[Data items]

-.-.-

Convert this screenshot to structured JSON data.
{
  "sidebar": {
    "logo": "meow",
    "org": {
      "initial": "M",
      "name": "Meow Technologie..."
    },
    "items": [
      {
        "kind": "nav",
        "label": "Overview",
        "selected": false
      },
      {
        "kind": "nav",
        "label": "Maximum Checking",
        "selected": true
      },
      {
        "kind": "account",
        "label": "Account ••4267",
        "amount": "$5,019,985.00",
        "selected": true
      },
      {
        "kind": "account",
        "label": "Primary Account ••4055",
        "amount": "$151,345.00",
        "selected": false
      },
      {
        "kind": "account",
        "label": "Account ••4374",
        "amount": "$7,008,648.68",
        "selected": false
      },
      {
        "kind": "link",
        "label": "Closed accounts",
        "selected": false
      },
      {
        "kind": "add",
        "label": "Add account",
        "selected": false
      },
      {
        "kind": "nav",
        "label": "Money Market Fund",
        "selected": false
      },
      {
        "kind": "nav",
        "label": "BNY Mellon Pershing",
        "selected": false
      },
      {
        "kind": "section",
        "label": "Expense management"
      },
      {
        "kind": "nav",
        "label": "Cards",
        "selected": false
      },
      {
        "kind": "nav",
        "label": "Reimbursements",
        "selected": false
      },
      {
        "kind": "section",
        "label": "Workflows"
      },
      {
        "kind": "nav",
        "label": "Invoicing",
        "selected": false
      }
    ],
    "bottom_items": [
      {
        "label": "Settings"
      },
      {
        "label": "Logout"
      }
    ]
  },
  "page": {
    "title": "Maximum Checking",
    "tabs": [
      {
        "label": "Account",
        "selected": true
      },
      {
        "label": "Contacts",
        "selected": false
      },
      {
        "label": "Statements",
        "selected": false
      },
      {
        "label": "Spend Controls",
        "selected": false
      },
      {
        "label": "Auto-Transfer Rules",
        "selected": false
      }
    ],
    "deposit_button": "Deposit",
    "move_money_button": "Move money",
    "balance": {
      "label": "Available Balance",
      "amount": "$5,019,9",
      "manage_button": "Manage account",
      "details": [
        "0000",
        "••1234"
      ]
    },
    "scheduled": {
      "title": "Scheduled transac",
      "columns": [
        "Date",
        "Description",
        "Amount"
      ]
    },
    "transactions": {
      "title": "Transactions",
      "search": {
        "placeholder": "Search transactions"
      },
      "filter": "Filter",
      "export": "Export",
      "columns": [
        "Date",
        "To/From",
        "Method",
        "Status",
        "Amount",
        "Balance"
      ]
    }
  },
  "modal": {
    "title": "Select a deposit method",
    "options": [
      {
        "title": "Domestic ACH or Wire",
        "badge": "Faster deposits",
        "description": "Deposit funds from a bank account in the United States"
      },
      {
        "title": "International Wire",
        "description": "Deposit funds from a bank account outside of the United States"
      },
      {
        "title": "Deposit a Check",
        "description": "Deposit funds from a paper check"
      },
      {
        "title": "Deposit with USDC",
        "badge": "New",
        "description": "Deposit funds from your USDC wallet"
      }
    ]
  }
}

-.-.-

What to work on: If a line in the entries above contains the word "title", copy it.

Result for this task:
    "title": "Maximum Checking",
      "title": "Scheduled transac",
      "title": "Transactions",
    "title": "Select a deposit method",
        "title": "Domestic ACH or Wire",
        "title": "International Wire",
        "title": "Deposit a Check",
        "title": "Deposit with USDC",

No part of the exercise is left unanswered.